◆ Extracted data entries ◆

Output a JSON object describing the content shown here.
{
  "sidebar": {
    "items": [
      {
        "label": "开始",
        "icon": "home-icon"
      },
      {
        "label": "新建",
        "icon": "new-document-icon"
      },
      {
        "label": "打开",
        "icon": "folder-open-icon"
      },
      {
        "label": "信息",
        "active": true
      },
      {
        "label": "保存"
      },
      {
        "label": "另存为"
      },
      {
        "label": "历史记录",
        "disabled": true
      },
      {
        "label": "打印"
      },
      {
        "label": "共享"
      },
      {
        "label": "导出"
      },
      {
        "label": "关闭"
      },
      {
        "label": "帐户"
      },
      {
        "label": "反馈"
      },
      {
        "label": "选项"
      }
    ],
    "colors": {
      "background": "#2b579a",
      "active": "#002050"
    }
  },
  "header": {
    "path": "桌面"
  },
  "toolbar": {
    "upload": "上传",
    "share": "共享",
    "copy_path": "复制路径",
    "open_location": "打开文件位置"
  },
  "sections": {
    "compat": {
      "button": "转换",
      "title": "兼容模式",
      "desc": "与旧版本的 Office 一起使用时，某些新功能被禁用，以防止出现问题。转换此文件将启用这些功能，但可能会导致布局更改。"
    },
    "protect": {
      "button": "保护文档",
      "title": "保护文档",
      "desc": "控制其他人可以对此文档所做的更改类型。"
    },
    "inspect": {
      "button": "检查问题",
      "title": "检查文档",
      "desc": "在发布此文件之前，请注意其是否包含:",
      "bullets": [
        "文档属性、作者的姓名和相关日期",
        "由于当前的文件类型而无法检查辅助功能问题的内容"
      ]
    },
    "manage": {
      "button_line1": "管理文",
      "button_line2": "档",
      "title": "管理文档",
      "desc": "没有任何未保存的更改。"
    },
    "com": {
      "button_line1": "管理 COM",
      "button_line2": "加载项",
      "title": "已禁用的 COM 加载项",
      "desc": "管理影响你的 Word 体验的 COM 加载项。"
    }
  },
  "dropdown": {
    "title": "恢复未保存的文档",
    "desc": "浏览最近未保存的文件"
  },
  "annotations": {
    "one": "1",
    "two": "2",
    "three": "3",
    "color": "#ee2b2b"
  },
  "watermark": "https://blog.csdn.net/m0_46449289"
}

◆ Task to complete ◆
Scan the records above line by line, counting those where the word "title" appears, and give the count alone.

◆ Written answer ◆
6